“It’s not easy sometimes to bring your own ideas cause people are power hungry and this can be so discouraging. Do not change your course. Be the leader. Continue leading everyone and maintain your morals,” she said.
Qwabe said teachers should ensure that their learners do not face the same circumstances they themselves faced during their apartheid schooling days. She was too emotional to share her message with her learners.
Qwabe could only say of her learners: “I love them. We’re making strides.”
Mashatile said this year’s National Teaching Awards marked 23 years since the late education minister Professor Kader Asmal introduced the event in 2000.
“This year marks 23 years since the first National Teachers’ Awards took place as spearheaded by the former Minister of Education, the late Professor Kader Asmal, who played an instrumental role in the anti-apartheid as well as in the formative years of our democracy, especially during the transition,” said Mashatile.
Motshekga launched the lifetime achievement Kader Asmal Excellence Award in 2011, which recognises teachers who demonstrate values in line with Asmal’s leadership, which include:
- upholding social justice;
- taking a stand for a moral issue on grounds of conscience;
- displaying intellectual tenacity and rigour; and
- visibly delivering on education in creative and inspiring ways.
This year’s Kader Asmal Excellence Award award was conferred to Noni Julia Hlahle from Moriting Primary School in Tembisa, Gauteng.
Mashatile said the government appreciates nominees for serving tirelessly and using education as a transformation tool.
He said the country should celebrate teachers who inspire learners and impart seeds of optimism in the classroom.
“You’re all winners.

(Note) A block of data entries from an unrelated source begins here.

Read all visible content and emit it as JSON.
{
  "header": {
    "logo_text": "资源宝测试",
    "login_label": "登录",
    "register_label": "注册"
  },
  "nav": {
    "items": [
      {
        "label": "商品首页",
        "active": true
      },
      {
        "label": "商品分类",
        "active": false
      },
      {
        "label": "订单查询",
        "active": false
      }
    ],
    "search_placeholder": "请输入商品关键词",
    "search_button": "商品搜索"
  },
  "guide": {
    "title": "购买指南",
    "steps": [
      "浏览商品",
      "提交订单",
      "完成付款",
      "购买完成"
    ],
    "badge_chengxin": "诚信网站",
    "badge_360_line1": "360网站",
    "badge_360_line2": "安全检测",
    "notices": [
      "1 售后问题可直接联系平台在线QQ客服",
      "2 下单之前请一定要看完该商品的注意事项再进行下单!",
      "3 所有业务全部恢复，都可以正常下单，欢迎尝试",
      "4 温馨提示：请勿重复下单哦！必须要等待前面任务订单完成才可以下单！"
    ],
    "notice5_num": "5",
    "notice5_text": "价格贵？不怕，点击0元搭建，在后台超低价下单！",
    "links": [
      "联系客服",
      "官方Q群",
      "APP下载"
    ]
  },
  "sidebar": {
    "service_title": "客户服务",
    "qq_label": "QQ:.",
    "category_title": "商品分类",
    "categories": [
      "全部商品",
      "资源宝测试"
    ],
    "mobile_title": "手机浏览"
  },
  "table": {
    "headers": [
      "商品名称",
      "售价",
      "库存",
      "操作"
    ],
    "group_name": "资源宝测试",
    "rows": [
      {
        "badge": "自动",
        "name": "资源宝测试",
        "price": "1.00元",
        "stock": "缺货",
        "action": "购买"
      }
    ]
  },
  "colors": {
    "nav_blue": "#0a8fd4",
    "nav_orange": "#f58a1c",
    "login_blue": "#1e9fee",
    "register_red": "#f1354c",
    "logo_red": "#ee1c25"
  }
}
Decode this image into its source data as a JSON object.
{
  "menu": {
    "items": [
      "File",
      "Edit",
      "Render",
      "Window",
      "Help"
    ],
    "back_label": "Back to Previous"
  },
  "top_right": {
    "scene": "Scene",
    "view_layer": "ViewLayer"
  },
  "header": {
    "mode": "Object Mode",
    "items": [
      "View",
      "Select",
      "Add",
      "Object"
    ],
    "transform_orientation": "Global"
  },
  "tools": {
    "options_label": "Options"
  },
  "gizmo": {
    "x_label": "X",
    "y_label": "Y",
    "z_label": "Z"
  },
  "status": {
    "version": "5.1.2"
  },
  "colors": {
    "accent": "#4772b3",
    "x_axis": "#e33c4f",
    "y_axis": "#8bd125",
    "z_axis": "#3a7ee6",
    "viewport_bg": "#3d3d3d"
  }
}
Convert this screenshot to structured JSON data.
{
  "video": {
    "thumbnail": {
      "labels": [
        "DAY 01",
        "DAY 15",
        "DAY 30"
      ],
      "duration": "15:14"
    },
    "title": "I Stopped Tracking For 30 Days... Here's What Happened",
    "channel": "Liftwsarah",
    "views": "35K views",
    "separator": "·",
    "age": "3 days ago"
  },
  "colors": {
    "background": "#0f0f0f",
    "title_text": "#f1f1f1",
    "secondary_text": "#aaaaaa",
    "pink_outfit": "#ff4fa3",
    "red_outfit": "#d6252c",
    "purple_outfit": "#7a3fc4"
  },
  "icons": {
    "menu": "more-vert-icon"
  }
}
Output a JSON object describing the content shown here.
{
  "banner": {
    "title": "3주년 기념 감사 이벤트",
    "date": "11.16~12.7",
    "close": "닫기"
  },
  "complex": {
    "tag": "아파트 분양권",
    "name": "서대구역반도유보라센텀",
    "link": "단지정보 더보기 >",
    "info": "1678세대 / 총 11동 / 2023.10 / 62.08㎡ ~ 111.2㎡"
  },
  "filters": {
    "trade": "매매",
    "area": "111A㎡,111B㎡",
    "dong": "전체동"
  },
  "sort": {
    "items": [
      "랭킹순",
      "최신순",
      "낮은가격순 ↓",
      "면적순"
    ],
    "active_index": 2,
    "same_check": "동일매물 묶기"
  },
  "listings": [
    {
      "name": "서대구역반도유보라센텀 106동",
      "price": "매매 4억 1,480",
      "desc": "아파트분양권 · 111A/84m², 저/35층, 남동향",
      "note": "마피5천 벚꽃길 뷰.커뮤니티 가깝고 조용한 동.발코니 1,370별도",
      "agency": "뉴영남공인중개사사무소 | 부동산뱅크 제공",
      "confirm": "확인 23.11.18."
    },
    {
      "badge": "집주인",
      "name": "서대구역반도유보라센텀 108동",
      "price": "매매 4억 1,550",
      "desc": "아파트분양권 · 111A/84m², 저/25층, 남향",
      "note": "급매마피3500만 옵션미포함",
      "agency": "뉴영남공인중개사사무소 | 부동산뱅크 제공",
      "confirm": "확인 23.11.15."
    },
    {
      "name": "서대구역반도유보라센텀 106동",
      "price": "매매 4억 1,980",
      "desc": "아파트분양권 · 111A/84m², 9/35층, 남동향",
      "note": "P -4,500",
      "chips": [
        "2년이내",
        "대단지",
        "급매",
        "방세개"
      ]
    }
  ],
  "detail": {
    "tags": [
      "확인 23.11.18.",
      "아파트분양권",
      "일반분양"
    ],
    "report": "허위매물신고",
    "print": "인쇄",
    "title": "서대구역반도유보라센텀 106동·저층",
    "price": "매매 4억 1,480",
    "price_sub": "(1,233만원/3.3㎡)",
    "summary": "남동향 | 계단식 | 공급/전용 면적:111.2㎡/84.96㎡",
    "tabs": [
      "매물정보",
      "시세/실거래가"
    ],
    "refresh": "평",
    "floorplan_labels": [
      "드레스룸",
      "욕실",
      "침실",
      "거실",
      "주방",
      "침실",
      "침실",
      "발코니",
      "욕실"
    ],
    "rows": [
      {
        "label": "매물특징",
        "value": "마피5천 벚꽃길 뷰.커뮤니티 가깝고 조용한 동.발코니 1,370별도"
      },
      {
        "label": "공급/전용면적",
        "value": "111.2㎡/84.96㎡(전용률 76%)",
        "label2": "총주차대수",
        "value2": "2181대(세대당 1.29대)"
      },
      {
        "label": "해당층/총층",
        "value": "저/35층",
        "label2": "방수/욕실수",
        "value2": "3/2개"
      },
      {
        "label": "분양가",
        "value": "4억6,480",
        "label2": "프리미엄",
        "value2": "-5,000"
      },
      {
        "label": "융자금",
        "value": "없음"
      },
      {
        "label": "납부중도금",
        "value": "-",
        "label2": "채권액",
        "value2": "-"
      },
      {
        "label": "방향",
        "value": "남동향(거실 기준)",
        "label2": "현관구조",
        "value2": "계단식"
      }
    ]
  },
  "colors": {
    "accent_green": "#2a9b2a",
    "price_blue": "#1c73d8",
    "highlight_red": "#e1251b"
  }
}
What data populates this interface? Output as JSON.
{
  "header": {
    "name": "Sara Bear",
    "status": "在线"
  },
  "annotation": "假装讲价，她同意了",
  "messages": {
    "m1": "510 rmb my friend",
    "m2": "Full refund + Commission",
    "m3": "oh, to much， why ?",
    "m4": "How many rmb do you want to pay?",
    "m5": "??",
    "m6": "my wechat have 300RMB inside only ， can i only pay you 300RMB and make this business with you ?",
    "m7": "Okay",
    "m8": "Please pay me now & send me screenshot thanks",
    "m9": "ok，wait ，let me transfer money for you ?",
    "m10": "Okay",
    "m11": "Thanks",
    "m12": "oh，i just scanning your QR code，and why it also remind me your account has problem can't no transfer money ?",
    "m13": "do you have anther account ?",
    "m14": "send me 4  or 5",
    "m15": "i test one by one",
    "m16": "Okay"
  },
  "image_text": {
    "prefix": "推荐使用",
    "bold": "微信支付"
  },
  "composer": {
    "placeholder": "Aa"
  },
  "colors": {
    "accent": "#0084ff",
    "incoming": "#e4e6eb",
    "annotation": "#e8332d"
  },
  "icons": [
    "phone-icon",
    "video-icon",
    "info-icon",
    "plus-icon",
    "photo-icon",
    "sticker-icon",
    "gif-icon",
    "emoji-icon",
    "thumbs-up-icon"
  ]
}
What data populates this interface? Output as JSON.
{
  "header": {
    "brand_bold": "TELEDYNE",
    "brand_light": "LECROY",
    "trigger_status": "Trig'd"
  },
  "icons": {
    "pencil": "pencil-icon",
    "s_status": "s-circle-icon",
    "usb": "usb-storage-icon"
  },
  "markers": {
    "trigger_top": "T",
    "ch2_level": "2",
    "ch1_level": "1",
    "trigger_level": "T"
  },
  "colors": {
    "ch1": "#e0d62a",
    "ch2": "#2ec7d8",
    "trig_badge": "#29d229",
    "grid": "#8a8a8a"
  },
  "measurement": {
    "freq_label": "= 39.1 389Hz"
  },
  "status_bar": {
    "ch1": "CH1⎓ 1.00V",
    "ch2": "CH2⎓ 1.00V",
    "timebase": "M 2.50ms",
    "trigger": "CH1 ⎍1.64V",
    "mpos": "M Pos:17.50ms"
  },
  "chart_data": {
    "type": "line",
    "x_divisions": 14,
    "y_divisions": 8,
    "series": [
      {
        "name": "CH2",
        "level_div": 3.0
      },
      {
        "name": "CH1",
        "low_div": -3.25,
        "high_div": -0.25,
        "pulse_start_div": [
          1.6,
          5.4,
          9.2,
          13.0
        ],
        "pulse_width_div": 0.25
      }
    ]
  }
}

There are no losers today,” Mashatile said.
Mashatile said the government has programmes to train teachers in robotics, artificial intelligence, and other aspects of the Fourth Industrial Revolution. This, he said, was meant to ensure that teachers and learners evolve together in harnessing the digital age.
‘Crème la de crème’
Motshekga proclaimed that the nominees were the best teachers in the sector. She said they had shown undying dedication and raised the bar of excellence.
Motshekga reiterated that the education department was on a path of introducing mother tongue as a language of instruction, something prior administrations had been “dodging”.
DBE director-general Mathanzima Mweli said the nominees had shown ceaseless dedication despite some of them having been faced with deplorable conditions in their schools.
“No money can buy the sacrifices they’re making,” Mweli said. DM